**Exercise requirements**
From the entries below, list each line with "Projects".

-=-=-=-=-

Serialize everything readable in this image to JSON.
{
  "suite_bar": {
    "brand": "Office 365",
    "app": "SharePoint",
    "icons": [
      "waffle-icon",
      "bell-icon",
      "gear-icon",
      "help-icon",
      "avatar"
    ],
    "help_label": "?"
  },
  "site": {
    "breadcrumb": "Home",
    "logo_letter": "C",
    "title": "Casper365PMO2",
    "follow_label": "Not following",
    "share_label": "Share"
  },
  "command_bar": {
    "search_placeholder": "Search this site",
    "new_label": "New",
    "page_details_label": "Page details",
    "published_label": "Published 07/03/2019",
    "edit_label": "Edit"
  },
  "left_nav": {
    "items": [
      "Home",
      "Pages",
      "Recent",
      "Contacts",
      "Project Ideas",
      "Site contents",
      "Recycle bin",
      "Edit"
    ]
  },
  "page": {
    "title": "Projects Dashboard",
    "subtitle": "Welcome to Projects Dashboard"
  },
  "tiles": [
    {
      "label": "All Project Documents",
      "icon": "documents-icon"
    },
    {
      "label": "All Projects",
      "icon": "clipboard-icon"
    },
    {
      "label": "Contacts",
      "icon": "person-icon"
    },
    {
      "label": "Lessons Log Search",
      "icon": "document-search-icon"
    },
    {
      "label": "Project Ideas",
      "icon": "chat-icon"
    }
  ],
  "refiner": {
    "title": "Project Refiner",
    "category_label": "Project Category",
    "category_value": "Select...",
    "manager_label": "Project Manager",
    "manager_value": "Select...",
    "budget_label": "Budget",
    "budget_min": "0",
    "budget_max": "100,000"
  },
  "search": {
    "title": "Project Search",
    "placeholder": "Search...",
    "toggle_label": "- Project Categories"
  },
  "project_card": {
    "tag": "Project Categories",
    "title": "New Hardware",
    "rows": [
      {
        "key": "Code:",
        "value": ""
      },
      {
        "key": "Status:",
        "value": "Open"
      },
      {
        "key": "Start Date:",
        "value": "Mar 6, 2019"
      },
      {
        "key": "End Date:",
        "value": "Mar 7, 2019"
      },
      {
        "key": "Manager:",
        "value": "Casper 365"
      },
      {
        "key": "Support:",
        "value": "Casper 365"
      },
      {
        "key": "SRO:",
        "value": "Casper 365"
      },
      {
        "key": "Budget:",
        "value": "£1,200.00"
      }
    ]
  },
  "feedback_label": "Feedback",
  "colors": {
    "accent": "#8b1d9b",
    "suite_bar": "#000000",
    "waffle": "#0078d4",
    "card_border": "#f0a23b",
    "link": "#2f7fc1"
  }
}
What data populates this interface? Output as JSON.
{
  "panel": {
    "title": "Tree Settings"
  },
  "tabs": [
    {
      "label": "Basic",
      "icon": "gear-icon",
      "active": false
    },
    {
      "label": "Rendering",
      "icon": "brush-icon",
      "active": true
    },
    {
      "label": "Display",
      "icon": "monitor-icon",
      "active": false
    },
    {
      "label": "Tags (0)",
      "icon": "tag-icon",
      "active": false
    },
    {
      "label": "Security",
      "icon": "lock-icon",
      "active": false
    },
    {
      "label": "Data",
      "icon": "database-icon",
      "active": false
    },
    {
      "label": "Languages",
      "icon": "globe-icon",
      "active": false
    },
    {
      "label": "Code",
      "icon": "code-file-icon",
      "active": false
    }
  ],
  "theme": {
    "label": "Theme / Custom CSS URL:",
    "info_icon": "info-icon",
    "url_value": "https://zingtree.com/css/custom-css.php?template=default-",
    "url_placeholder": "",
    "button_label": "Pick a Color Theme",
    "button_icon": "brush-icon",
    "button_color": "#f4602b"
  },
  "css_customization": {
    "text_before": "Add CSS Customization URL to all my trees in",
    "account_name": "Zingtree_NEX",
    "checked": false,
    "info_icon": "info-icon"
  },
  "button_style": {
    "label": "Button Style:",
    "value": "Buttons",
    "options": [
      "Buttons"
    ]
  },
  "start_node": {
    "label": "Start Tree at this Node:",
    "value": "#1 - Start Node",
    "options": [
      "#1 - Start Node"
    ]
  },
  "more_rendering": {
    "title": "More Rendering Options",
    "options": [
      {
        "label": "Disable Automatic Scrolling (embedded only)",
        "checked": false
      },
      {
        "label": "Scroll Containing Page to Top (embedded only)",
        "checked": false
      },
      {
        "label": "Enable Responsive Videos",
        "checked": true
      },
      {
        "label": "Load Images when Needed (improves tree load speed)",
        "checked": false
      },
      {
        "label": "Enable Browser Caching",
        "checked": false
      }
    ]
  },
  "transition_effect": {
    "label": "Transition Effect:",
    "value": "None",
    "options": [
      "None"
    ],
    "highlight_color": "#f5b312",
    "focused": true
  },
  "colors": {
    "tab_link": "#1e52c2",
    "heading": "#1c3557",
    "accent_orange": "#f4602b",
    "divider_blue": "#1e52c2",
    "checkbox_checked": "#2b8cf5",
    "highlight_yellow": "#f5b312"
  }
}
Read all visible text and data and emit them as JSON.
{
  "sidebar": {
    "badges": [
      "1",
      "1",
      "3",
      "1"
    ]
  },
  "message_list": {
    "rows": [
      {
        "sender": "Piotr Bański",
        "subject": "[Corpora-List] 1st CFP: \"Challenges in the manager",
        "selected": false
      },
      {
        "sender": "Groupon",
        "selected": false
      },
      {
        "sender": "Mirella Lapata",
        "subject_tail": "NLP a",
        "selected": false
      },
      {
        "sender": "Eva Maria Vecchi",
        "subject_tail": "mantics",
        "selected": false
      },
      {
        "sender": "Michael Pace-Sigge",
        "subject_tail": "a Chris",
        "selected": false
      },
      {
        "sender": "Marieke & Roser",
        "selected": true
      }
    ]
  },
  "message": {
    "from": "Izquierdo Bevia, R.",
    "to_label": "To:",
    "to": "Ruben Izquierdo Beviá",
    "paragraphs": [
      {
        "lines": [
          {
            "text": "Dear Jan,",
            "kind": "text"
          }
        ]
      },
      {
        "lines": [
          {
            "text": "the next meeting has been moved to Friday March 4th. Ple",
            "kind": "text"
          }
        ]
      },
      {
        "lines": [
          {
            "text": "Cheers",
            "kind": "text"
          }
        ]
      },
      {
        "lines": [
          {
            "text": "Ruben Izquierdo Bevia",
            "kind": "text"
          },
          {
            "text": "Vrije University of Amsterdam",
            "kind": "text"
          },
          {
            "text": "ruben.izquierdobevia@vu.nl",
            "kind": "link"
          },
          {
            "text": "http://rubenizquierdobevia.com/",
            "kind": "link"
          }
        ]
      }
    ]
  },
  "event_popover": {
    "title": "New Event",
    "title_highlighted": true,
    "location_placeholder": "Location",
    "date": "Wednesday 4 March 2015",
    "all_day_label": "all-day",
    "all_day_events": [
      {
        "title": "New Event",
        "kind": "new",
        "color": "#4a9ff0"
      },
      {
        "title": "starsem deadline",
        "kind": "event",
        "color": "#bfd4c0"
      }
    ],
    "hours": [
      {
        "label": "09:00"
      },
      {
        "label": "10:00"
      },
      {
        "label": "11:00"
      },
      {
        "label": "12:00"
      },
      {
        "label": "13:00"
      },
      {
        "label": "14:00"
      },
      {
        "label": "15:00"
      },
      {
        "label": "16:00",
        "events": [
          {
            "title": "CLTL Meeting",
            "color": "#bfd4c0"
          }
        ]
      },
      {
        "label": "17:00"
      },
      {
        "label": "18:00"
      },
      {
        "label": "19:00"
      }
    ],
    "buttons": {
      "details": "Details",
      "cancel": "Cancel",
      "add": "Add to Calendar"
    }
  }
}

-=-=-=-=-

**Exercise solution**
    "title": "Projects Dashboard",
    "subtitle": "Welcome to Projects Dashboard"
      "label": "All Projects",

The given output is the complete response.